● Data supplied

┏━━

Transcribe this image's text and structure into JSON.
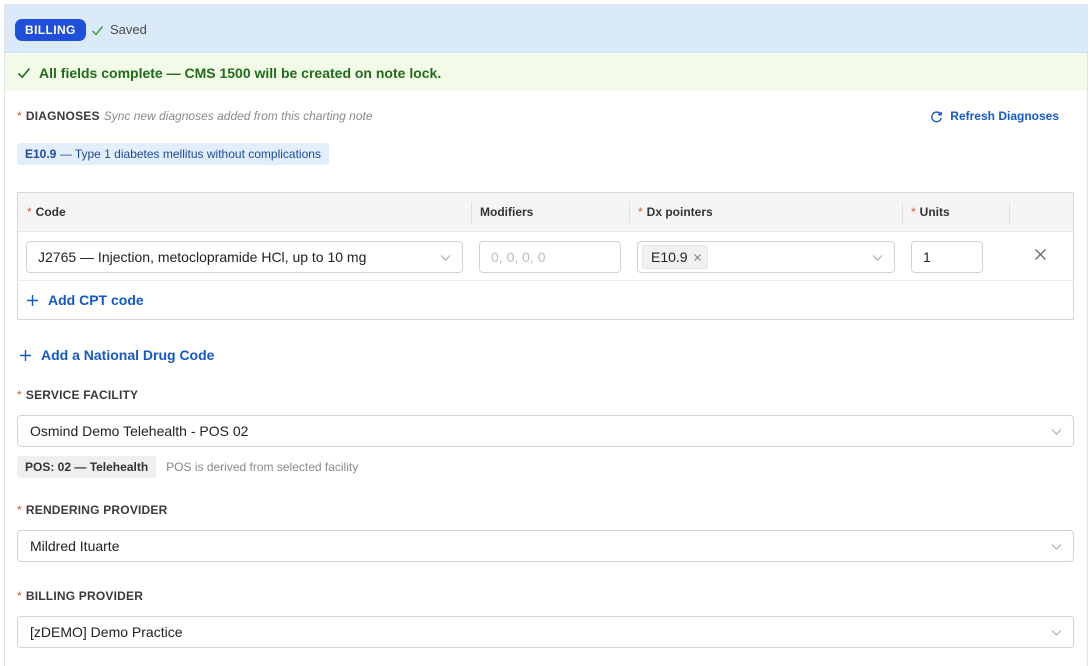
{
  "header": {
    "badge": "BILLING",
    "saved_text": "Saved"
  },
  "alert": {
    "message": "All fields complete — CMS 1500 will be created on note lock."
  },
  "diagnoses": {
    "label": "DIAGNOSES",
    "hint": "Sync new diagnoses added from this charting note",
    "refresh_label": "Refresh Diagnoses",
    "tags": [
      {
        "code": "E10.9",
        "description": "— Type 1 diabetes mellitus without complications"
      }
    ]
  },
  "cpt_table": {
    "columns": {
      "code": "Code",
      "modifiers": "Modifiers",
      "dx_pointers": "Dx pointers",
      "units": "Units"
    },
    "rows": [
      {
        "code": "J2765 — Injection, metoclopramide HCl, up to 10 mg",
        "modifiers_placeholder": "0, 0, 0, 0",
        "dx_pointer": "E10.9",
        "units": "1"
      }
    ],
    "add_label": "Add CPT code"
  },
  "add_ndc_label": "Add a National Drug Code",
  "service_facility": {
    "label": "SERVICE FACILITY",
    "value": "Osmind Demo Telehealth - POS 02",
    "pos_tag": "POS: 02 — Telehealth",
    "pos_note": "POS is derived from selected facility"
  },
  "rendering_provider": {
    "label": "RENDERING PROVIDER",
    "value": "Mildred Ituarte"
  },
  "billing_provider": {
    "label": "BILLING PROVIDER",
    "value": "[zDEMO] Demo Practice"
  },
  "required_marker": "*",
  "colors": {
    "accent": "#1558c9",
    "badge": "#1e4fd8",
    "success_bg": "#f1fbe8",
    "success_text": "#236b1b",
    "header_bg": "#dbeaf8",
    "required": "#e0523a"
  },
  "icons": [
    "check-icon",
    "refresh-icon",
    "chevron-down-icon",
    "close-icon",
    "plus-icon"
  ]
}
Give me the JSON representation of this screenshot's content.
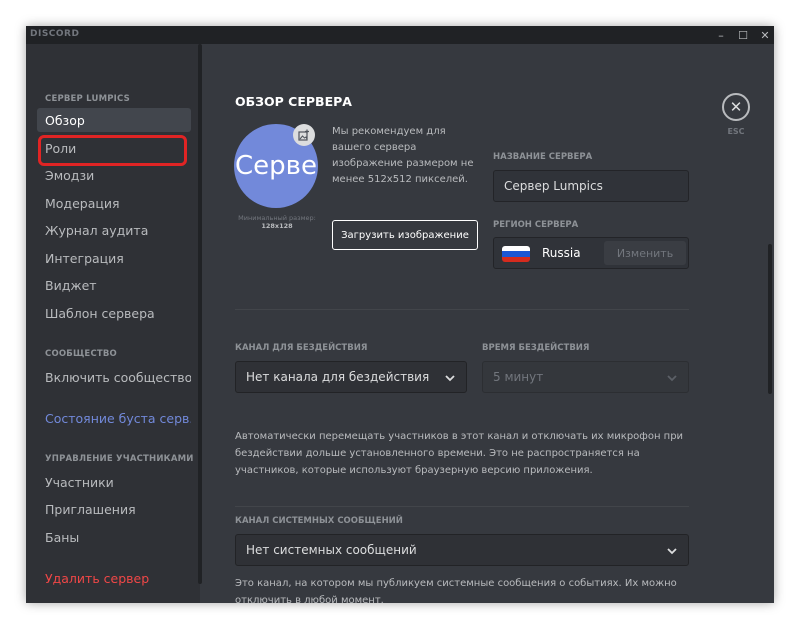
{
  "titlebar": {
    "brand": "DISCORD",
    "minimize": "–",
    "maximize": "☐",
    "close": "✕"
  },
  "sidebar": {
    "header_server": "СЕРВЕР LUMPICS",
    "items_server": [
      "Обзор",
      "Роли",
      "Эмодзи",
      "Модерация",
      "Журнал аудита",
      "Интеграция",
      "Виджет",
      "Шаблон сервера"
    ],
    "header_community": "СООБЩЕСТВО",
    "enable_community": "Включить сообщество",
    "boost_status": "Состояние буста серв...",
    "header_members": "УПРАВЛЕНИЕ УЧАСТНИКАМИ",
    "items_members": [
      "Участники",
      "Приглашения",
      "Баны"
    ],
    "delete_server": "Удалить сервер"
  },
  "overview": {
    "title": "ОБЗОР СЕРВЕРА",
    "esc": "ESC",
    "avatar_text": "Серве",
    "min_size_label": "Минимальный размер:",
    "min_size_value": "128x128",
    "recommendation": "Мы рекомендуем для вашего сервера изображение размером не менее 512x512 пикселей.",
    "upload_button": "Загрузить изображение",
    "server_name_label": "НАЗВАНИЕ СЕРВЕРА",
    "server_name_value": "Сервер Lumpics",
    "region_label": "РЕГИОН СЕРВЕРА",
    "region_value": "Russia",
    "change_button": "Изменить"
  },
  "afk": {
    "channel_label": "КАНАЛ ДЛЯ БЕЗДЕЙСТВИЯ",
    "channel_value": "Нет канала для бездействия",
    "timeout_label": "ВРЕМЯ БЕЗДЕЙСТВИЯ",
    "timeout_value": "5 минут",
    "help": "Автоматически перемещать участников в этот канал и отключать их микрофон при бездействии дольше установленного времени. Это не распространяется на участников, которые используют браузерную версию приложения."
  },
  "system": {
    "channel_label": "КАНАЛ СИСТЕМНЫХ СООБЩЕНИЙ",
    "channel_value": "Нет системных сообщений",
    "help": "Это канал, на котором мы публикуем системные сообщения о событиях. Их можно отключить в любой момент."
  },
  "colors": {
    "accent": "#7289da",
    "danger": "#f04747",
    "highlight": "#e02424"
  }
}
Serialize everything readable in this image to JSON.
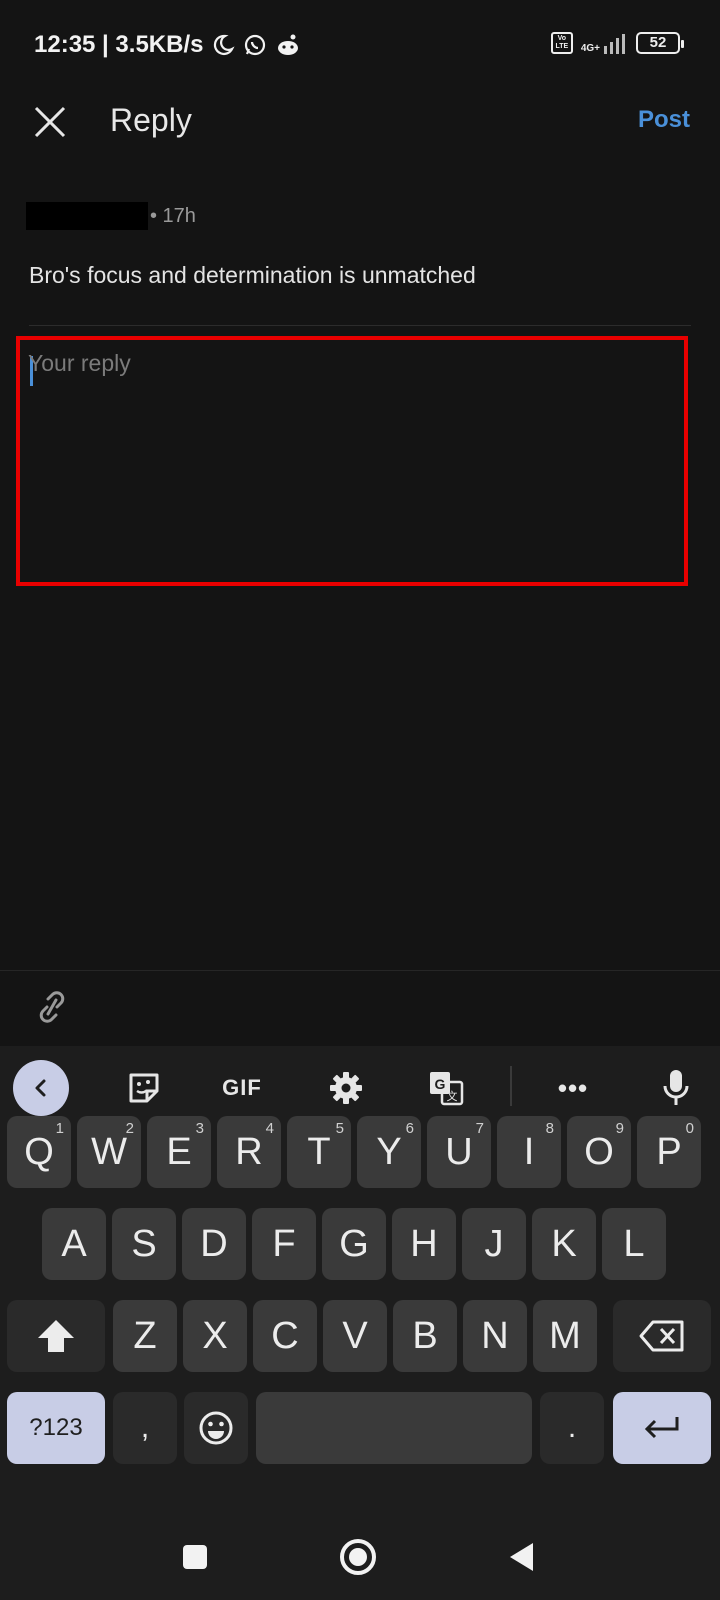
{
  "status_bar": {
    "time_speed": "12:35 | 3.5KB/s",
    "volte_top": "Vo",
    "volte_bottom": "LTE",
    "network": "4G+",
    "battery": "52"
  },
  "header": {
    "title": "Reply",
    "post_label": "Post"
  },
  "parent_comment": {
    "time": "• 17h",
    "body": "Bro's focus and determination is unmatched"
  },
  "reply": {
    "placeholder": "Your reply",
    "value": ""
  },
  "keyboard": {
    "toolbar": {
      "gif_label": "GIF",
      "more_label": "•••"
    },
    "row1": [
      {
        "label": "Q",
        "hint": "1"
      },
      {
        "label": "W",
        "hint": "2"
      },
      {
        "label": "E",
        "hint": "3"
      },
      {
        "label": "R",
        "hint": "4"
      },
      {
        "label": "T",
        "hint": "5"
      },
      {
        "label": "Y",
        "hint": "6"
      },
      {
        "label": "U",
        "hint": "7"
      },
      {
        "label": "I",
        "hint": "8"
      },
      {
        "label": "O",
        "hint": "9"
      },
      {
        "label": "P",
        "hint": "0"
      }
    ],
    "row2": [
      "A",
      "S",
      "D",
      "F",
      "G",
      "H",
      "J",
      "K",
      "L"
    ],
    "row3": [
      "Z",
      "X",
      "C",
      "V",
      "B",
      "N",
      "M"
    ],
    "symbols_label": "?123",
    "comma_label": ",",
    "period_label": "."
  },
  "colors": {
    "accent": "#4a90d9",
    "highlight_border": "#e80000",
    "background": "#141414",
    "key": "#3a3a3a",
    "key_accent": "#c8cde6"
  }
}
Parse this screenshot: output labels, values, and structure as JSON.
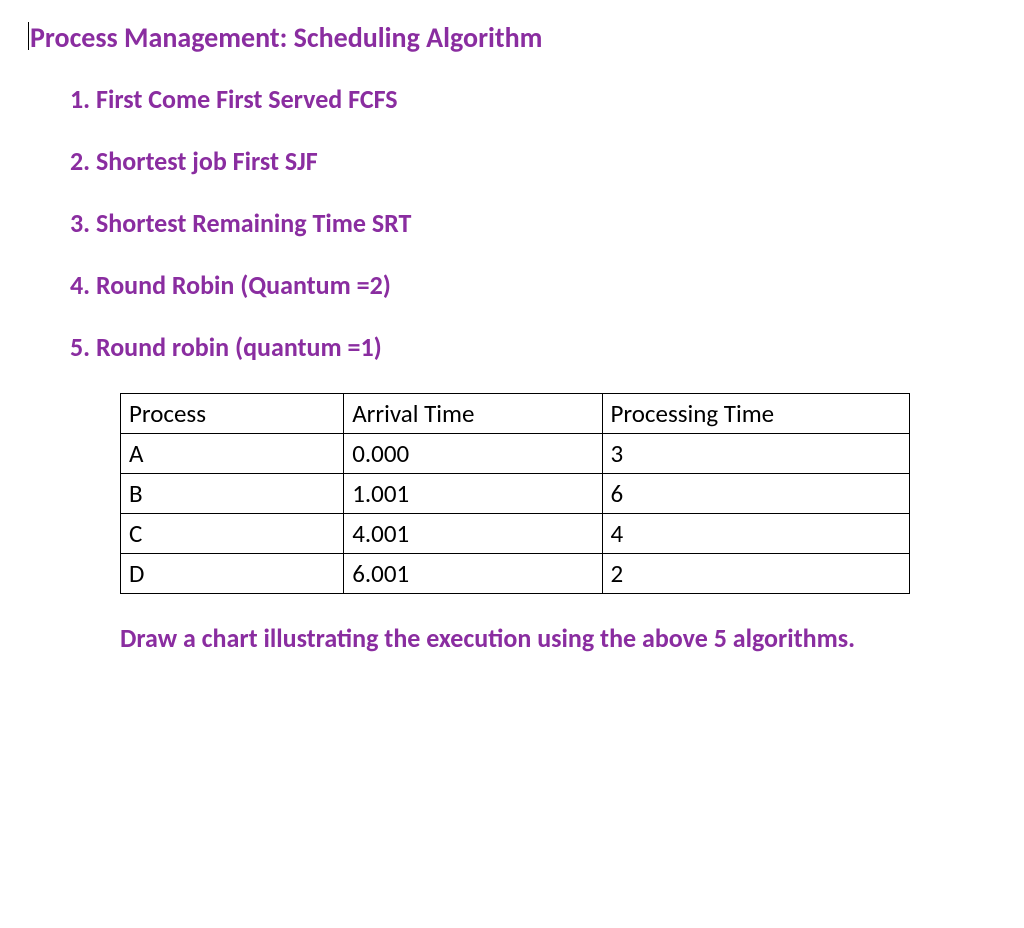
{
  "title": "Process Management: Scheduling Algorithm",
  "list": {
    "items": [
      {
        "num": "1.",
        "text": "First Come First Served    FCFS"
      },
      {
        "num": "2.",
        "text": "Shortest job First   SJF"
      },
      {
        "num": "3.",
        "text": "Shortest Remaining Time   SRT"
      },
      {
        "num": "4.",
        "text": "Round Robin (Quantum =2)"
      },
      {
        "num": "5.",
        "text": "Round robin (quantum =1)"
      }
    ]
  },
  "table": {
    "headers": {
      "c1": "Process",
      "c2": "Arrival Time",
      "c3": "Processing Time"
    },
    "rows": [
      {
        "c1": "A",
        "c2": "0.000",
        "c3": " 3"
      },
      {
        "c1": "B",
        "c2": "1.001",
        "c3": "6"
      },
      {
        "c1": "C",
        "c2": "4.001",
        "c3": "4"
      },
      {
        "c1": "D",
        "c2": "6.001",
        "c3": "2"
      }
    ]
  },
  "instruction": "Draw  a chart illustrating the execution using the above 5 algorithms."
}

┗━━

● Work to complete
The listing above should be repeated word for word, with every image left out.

● Answer box
Transcribe this image's text and structure into JSON.
{
  "header": {
    "badge": "BILLING",
    "saved_text": "Saved"
  },
  "alert": {
    "message": "All fields complete — CMS 1500 will be created on note lock."
  },
  "diagnoses": {
    "label": "DIAGNOSES",
    "hint": "Sync new diagnoses added from this charting note",
    "refresh_label": "Refresh Diagnoses",
    "tags": [
      {
        "code": "E10.9",
        "description": "— Type 1 diabetes mellitus without complications"
      }
    ]
  },
  "cpt_table": {
    "columns": {
      "code": "Code",
      "modifiers": "Modifiers",
      "dx_pointers": "Dx pointers",
      "units": "Units"
    },
    "rows": [
      {
        "code": "J2765 — Injection, metoclopramide HCl, up to 10 mg",
        "modifiers_placeholder": "0, 0, 0, 0",
        "dx_pointer": "E10.9",
        "units": "1"
      }
    ],
    "add_label": "Add CPT code"
  },
  "add_ndc_label": "Add a National Drug Code",
  "service_facility": {
    "label": "SERVICE FACILITY",
    "value": "Osmind Demo Telehealth - POS 02",
    "pos_tag": "POS: 02 — Telehealth",
    "pos_note": "POS is derived from selected facility"
  },
  "rendering_provider": {
    "label": "RENDERING PROVIDER",
    "value": "Mildred Ituarte"
  },
  "billing_provider": {
    "label": "BILLING PROVIDER",
    "value": "[zDEMO] Demo Practice"
  },
  "required_marker": "*",
  "colors": {
    "accent": "#1558c9",
    "badge": "#1e4fd8",
    "success_bg": "#f1fbe8",
    "success_text": "#236b1b",
    "header_bg": "#dbeaf8",
    "required": "#e0523a"
  },
  "icons": [
    "check-icon",
    "refresh-icon",
    "chevron-down-icon",
    "close-icon",
    "plus-icon"
  ]
}
Give me the JSON representation of this screenshot's content.
{
  "titlebar": {
    "brand": "DISCORD",
    "minimize": "–",
    "maximize": "☐",
    "close": "✕"
  },
  "sidebar": {
    "header_server": "СЕРВЕР LUMPICS",
    "items_server": [
      "Обзор",
      "Роли",
      "Эмодзи",
      "Модерация",
      "Журнал аудита",
      "Интеграция",
      "Виджет",
      "Шаблон сервера"
    ],
    "header_community": "СООБЩЕСТВО",
    "enable_community": "Включить сообщество",
    "boost_status": "Состояние буста серв...",
    "header_members": "УПРАВЛЕНИЕ УЧАСТНИКАМИ",
    "items_members": [
      "Участники",
      "Приглашения",
      "Баны"
    ],
    "delete_server": "Удалить сервер"
  },
  "overview": {
    "title": "ОБЗОР СЕРВЕРА",
    "esc": "ESC",
    "avatar_text": "Серве",
    "min_size_label": "Минимальный размер:",
    "min_size_value": "128x128",
    "recommendation": "Мы рекомендуем для вашего сервера изображение размером не менее 512x512 пикселей.",
    "upload_button": "Загрузить изображение",
    "server_name_label": "НАЗВАНИЕ СЕРВЕРА",
    "server_name_value": "Сервер Lumpics",
    "region_label": "РЕГИОН СЕРВЕРА",
    "region_value": "Russia",
    "change_button": "Изменить"
  },
  "afk": {
    "channel_label": "КАНАЛ ДЛЯ БЕЗДЕЙСТВИЯ",
    "channel_value": "Нет канала для бездействия",
    "timeout_label": "ВРЕМЯ БЕЗДЕЙСТВИЯ",
    "timeout_value": "5 минут",
    "help": "Автоматически перемещать участников в этот канал и отключать их микрофон при бездействии дольше установленного времени. Это не распространяется на участников, которые используют браузерную версию приложения."
  },
  "system": {
    "channel_label": "КАНАЛ СИСТЕМНЫХ СООБЩЕНИЙ",
    "channel_value": "Нет системных сообщений",
    "help": "Это канал, на котором мы публикуем системные сообщения о событиях. Их можно отключить в любой момент."
  },
  "colors": {
    "accent": "#7289da",
    "danger": "#f04747",
    "highlight": "#e02424"
  }
}
Serialize everything readable in this image to JSON.
{
  "status_bar": {
    "time_speed": "12:35 | 3.5KB/s",
    "volte_top": "Vo",
    "volte_bottom": "LTE",
    "network": "4G+",
    "battery": "52"
  },
  "header": {
    "title": "Reply",
    "post_label": "Post"
  },
  "parent_comment": {
    "time": "• 17h",
    "body": "Bro's focus and determination is unmatched"
  },
  "reply": {
    "placeholder": "Your reply",
    "value": ""
  },
  "keyboard": {
    "toolbar": {
      "gif_label": "GIF",
      "more_label": "•••"
    },
    "row1": [
      {
        "label": "Q",
        "hint": "1"
      },
      {
        "label": "W",
        "hint": "2"
      },
      {
        "label": "E",
        "hint": "3"
      },
      {
        "label": "R",
        "hint": "4"
      },
      {
        "label": "T",
        "hint": "5"
      },
      {
        "label": "Y",
        "hint": "6"
      },
      {
        "label": "U",
        "hint": "7"
      },
      {
        "label": "I",
        "hint": "8"
      },
      {
        "label": "O",
        "hint": "9"
      },
      {
        "label": "P",
        "hint": "0"
      }
    ],
    "row2": [
      "A",
      "S",
      "D",
      "F",
      "G",
      "H",
      "J",
      "K",
      "L"
    ],
    "row3": [
      "Z",
      "X",
      "C",
      "V",
      "B",
      "N",
      "M"
    ],
    "symbols_label": "?123",
    "comma_label": ",",
    "period_label": "."
  },
  "colors": {
    "accent": "#4a90d9",
    "highlight_border": "#e80000",
    "background": "#141414",
    "key": "#3a3a3a",
    "key_accent": "#c8cde6"
  }
}
Parse this screenshot: output labels, values, and structure as JSON.
{
  "title": "Process Management: Scheduling Algorithm",
  "list": {
    "items": [
      {
        "num": "1.",
        "text": "First Come First Served    FCFS"
      },
      {
        "num": "2.",
        "text": "Shortest job First   SJF"
      },
      {
        "num": "3.",
        "text": "Shortest Remaining Time   SRT"
      },
      {
        "num": "4.",
        "text": "Round Robin (Quantum =2)"
      },
      {
        "num": "5.",
        "text": "Round robin (quantum =1)"
      }
    ]
  },
  "table": {
    "headers": {
      "c1": "Process",
      "c2": "Arrival Time",
      "c3": "Processing Time"
    },
    "rows": [
      {
        "c1": "A",
        "c2": "0.000",
        "c3": " 3"
      },
      {
        "c1": "B",
        "c2": "1.001",
        "c3": "6"
      },
      {
        "c1": "C",
        "c2": "4.001",
        "c3": "4"
      },
      {
        "c1": "D",
        "c2": "6.001",
        "c3": "2"
      }
    ]
  },
  "instruction": "Draw  a chart illustrating the execution using the above 5 algorithms."
}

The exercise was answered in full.